___ Extracted material ___
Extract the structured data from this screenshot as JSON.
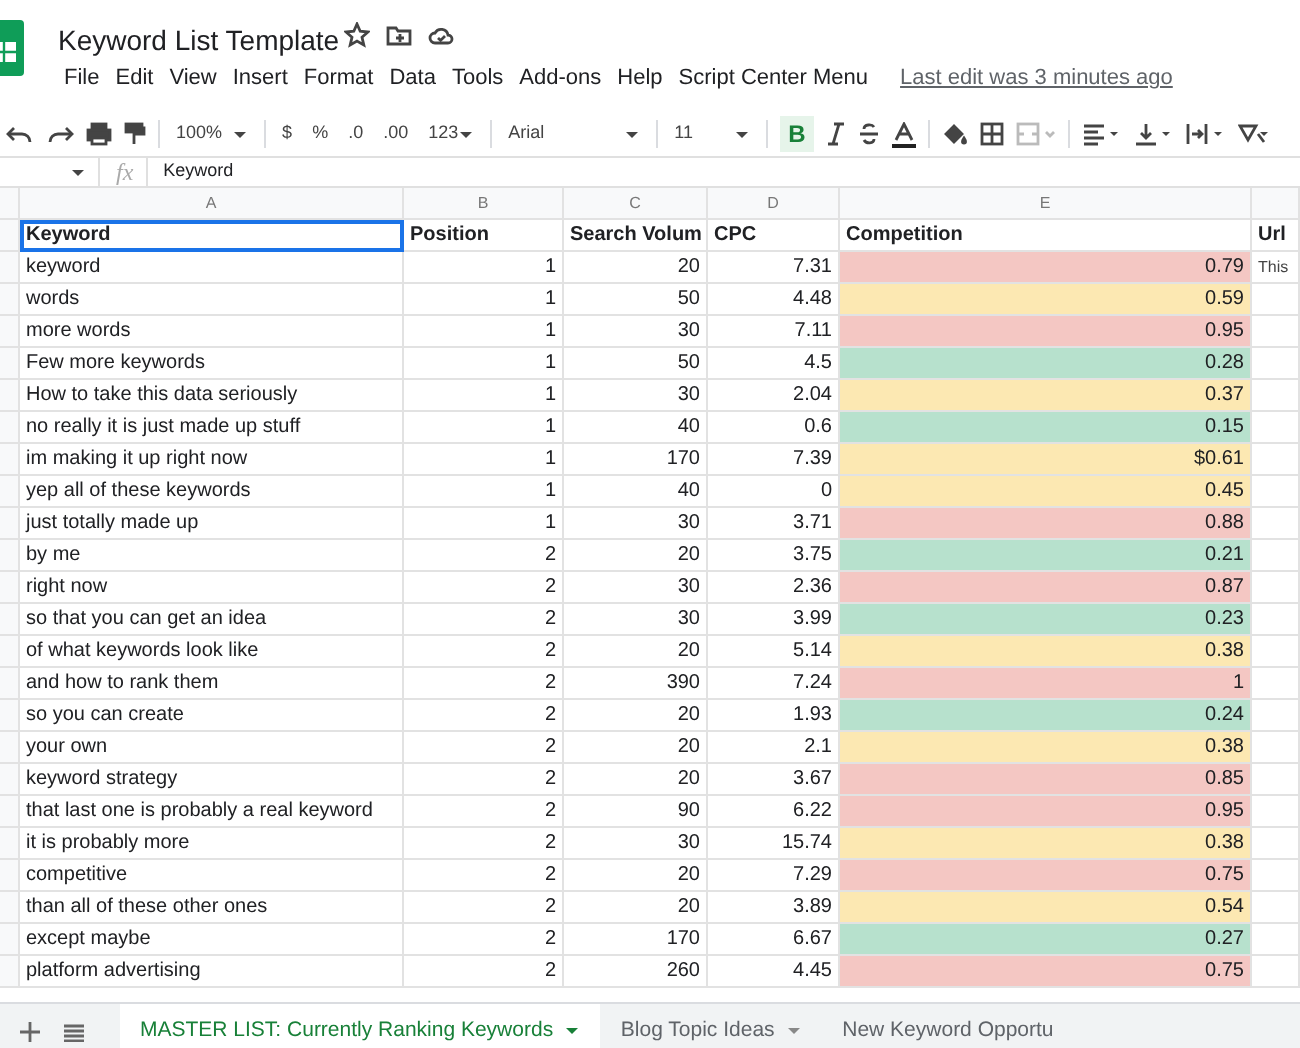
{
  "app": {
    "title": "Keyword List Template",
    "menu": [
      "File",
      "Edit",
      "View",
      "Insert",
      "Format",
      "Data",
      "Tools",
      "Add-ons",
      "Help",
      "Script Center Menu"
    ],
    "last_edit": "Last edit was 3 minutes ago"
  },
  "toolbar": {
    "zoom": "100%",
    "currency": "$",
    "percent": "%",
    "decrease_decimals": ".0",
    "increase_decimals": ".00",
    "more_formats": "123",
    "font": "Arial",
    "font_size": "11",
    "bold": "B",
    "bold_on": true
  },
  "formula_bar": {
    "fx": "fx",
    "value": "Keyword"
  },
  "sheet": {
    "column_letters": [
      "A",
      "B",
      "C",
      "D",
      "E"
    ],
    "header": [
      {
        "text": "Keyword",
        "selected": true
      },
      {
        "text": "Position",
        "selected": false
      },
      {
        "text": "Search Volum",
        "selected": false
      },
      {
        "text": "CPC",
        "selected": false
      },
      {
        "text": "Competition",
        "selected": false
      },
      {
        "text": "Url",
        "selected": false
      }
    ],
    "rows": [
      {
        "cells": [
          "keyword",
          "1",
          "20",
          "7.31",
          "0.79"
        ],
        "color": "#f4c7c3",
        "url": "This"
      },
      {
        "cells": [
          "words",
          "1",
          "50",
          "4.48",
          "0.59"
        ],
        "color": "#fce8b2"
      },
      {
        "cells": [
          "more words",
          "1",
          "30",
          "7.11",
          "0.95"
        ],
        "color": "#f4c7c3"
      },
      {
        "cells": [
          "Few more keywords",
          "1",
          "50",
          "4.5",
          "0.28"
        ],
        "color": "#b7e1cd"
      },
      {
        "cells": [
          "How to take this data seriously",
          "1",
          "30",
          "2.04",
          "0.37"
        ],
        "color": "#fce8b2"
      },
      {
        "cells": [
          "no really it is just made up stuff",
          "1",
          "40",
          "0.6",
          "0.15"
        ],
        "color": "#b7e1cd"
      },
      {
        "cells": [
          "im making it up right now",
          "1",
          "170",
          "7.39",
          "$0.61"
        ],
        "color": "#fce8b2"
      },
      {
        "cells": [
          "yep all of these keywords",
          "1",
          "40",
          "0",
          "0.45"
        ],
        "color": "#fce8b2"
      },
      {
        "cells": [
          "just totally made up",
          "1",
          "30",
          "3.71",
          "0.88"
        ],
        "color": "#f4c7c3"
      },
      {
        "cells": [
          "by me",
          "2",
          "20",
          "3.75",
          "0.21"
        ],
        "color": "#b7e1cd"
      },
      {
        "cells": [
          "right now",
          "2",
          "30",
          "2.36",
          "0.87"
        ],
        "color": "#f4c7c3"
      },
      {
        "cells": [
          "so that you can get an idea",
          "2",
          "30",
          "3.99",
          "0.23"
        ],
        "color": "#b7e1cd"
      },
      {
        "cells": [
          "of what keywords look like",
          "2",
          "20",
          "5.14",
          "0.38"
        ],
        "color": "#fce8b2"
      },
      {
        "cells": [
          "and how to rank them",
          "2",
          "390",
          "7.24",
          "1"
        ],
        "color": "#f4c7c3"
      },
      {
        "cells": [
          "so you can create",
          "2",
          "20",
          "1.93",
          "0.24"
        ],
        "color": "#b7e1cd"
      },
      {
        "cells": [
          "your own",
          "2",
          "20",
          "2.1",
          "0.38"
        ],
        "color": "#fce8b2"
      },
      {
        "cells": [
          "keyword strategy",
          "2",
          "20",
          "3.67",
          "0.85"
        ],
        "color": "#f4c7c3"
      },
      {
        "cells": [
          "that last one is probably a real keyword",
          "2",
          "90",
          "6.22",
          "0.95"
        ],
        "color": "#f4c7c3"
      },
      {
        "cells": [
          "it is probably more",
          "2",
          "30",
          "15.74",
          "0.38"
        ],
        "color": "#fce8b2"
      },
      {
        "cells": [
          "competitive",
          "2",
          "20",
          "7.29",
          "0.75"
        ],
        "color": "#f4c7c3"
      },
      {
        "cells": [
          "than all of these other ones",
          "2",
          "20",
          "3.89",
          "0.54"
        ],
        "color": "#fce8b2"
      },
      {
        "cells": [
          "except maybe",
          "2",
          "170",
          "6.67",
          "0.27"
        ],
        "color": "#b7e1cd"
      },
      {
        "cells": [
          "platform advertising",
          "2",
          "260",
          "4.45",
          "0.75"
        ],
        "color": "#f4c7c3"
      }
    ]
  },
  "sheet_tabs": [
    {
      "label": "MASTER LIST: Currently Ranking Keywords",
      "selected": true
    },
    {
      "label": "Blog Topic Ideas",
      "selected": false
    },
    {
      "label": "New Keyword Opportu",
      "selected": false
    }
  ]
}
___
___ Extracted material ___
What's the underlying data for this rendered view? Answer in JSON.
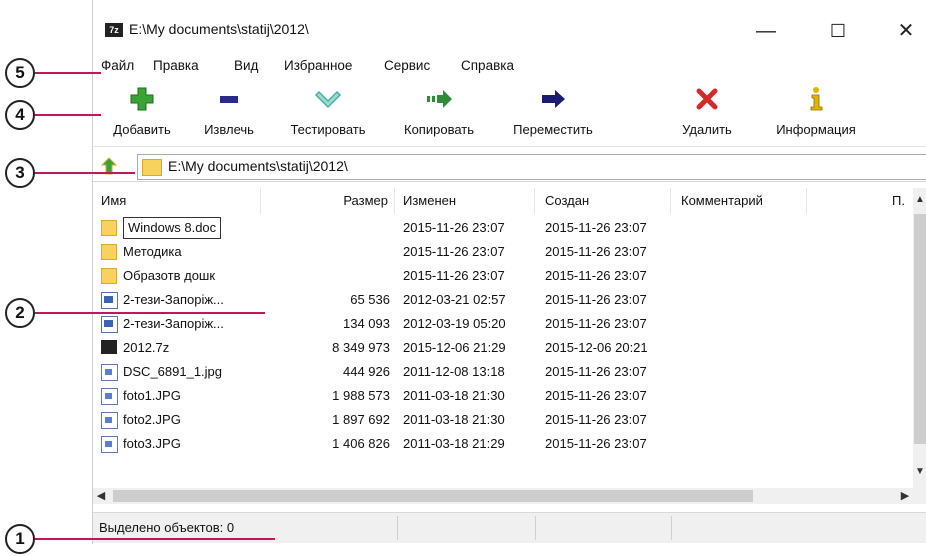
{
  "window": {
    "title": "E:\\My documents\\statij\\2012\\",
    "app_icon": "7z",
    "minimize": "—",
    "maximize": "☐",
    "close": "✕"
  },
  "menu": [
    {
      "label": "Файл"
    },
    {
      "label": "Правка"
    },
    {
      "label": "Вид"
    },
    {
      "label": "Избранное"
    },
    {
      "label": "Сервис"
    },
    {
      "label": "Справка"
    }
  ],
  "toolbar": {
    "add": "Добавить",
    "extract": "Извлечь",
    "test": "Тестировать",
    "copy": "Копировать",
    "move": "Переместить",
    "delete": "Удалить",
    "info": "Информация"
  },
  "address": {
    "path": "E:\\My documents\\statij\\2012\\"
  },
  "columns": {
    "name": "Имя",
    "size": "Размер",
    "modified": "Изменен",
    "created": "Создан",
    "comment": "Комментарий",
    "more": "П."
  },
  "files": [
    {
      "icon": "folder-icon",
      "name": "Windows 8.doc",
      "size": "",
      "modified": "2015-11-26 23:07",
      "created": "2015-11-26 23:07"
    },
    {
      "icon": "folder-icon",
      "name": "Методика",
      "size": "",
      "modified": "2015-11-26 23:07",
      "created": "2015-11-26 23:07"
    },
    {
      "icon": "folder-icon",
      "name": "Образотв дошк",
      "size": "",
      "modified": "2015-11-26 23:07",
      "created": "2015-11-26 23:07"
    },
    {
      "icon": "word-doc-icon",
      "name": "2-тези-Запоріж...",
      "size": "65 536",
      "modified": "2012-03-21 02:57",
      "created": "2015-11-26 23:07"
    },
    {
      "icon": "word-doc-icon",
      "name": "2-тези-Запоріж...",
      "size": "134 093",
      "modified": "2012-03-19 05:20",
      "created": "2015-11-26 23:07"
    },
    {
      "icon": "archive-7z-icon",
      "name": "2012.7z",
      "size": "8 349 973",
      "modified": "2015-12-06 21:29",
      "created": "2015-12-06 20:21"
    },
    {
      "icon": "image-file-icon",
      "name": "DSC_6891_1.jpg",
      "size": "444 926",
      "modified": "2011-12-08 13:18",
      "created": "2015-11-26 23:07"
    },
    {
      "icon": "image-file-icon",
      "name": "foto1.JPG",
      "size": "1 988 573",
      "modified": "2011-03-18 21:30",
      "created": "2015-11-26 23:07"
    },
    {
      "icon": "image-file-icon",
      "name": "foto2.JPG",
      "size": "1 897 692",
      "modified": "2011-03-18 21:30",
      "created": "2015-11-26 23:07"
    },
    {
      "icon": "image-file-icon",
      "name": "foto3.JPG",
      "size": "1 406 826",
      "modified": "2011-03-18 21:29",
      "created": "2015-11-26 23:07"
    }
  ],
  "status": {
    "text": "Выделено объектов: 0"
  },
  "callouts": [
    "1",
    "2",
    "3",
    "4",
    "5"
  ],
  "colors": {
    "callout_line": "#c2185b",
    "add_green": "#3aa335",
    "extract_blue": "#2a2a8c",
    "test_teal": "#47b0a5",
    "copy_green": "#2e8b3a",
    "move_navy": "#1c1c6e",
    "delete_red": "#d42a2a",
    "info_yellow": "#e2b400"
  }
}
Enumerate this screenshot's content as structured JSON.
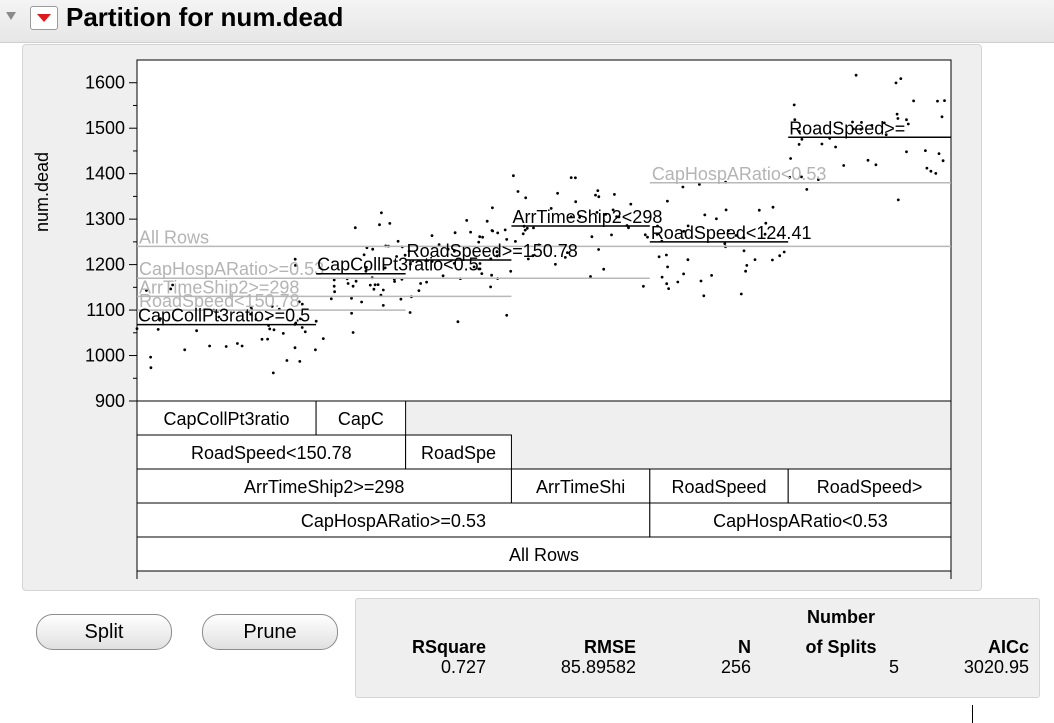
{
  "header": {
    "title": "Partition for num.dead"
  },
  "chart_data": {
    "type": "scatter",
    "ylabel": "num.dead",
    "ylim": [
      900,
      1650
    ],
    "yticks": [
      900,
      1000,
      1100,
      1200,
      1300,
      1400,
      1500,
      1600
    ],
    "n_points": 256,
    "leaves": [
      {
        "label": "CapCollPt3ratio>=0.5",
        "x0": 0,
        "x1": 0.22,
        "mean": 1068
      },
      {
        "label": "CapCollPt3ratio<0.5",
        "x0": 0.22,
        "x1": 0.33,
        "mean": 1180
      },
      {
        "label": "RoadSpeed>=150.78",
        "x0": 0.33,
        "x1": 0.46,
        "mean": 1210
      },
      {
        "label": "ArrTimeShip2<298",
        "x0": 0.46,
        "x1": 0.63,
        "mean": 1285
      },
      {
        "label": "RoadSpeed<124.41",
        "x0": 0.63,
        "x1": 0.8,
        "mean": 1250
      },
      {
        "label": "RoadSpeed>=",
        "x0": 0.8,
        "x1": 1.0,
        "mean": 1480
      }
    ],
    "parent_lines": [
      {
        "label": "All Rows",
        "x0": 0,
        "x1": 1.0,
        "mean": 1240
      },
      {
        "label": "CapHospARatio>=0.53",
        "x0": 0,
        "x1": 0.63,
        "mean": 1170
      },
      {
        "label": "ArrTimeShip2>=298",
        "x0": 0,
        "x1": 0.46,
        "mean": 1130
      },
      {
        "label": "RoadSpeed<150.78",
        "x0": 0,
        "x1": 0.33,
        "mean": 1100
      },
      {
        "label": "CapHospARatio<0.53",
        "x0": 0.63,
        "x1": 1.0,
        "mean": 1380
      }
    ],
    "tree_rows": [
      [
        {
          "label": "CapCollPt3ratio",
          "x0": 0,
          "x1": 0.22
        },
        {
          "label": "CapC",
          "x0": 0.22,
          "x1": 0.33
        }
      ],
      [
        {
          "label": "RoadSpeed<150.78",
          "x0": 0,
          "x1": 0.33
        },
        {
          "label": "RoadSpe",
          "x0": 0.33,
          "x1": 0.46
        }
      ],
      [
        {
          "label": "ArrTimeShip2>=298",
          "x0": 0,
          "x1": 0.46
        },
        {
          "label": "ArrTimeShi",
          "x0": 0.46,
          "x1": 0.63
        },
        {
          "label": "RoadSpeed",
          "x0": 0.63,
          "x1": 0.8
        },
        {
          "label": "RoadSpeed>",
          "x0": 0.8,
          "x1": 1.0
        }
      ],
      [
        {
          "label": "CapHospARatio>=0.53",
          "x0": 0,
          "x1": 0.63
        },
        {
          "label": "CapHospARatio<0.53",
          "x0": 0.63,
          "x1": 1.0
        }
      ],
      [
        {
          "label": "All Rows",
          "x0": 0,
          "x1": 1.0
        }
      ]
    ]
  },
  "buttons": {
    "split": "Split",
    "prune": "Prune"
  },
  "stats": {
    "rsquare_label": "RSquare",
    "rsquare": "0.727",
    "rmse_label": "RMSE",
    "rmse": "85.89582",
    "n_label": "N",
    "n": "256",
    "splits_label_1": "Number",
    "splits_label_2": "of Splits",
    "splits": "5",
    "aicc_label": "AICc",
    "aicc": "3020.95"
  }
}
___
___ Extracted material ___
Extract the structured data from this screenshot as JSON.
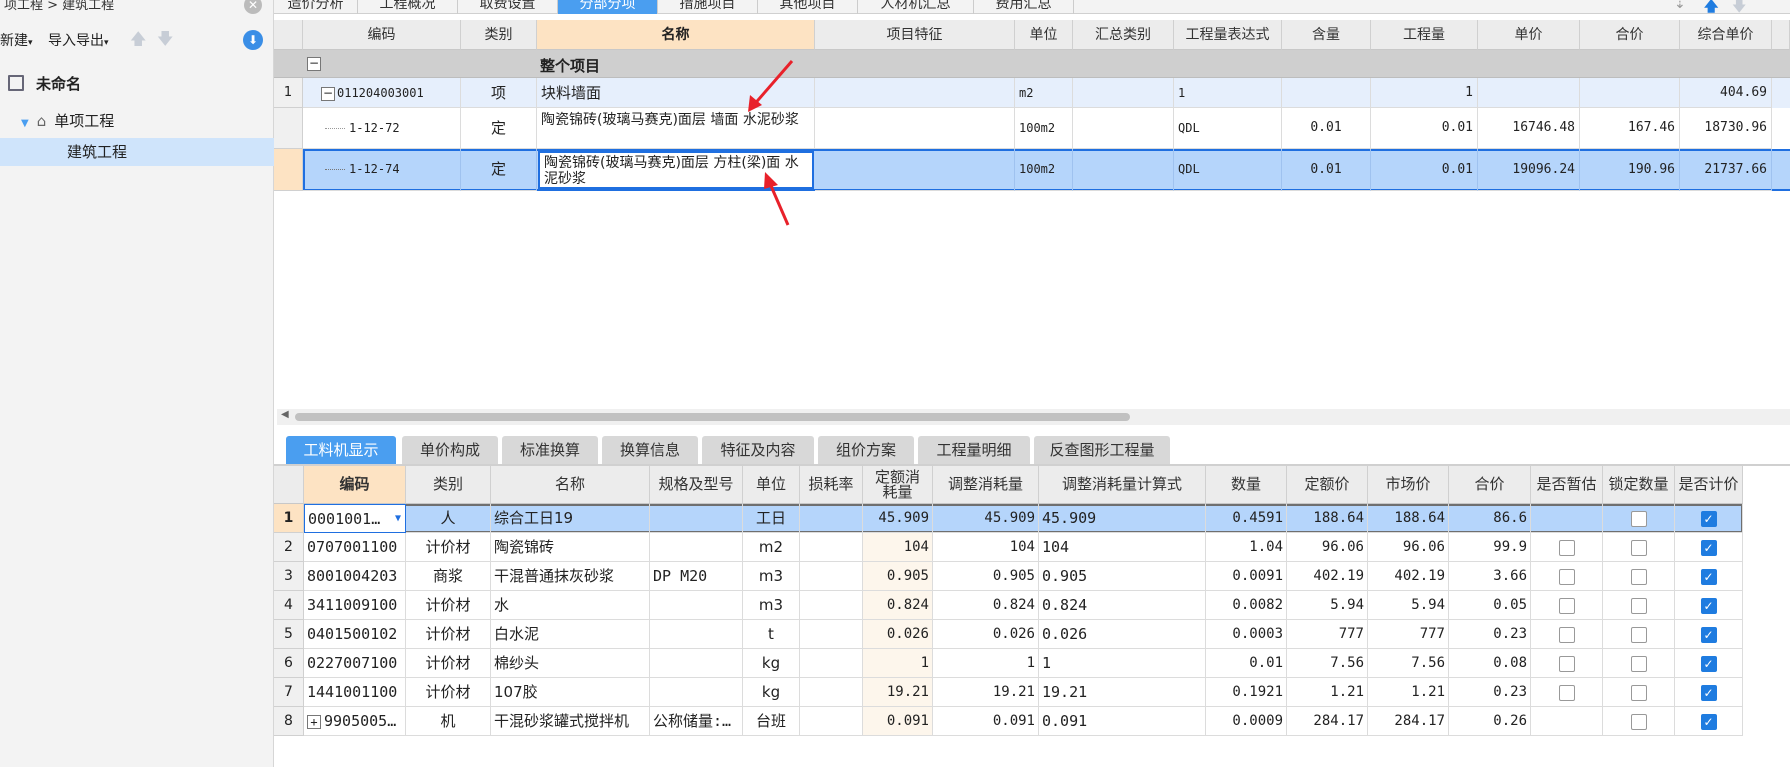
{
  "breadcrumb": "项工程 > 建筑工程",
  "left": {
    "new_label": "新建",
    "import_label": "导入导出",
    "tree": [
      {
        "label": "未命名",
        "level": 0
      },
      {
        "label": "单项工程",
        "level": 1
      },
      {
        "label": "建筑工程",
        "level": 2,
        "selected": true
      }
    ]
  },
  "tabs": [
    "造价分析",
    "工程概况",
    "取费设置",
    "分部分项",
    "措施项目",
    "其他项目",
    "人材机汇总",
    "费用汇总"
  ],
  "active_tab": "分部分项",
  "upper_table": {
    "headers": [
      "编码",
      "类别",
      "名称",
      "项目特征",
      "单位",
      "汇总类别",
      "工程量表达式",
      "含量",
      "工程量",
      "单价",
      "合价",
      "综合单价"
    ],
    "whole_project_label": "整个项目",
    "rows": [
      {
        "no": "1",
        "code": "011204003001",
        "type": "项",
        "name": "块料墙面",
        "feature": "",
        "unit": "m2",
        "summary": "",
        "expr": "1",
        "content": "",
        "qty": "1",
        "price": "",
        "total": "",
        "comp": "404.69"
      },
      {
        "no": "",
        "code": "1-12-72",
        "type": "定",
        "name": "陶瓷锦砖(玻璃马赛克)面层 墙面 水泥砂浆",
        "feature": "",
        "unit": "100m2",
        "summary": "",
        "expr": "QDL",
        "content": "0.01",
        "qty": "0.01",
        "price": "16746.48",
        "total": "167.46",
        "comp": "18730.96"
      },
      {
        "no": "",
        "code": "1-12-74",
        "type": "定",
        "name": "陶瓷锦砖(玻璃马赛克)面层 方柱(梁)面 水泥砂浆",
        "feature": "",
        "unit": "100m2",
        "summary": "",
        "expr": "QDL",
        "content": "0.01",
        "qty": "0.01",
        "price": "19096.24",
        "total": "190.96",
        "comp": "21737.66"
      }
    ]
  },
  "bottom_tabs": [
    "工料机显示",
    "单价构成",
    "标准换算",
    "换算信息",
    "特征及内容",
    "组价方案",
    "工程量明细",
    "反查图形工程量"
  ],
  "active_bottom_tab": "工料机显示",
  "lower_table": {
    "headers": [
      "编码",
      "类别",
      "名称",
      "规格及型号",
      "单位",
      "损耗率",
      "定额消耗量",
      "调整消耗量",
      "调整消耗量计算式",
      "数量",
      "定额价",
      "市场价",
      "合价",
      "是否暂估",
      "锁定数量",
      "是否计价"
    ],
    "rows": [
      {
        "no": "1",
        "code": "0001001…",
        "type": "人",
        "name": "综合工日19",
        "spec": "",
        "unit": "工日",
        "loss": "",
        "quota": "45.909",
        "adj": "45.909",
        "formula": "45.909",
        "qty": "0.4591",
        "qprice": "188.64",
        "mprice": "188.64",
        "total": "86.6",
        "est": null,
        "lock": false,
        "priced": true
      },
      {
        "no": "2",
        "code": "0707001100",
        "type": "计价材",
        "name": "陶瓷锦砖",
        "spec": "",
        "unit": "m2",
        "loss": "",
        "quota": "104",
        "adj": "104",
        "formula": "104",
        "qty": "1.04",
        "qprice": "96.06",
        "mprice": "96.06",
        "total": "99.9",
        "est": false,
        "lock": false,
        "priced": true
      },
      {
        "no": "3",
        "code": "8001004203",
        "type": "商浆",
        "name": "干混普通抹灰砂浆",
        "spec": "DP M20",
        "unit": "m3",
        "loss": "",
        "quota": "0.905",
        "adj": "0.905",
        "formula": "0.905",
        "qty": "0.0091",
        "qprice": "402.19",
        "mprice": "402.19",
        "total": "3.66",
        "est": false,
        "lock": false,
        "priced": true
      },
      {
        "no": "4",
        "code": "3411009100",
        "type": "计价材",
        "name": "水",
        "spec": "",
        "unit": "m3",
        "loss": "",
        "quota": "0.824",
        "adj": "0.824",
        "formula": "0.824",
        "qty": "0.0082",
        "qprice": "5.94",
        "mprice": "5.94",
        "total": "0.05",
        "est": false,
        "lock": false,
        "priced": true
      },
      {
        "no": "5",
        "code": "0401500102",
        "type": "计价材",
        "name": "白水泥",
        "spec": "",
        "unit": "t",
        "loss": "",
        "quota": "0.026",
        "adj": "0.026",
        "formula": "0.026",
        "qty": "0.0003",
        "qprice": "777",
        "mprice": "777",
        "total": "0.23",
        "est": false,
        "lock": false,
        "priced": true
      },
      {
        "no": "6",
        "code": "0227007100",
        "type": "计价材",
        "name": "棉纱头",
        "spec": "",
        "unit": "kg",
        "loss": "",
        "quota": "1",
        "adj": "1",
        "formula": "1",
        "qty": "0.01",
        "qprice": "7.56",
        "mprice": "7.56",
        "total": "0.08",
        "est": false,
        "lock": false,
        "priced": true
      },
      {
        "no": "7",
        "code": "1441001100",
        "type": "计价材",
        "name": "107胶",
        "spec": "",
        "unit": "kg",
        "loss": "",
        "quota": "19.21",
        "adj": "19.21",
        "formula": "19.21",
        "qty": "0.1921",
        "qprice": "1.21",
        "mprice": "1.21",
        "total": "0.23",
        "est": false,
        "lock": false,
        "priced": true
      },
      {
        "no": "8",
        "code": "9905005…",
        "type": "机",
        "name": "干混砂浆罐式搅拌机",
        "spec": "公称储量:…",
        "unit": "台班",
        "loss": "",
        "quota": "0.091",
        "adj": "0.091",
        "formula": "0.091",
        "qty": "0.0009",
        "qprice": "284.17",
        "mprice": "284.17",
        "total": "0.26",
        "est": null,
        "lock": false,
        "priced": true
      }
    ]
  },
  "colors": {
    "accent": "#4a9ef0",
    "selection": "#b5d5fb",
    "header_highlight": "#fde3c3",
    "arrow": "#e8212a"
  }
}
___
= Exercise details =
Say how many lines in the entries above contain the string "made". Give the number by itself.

= Finished exercise =
2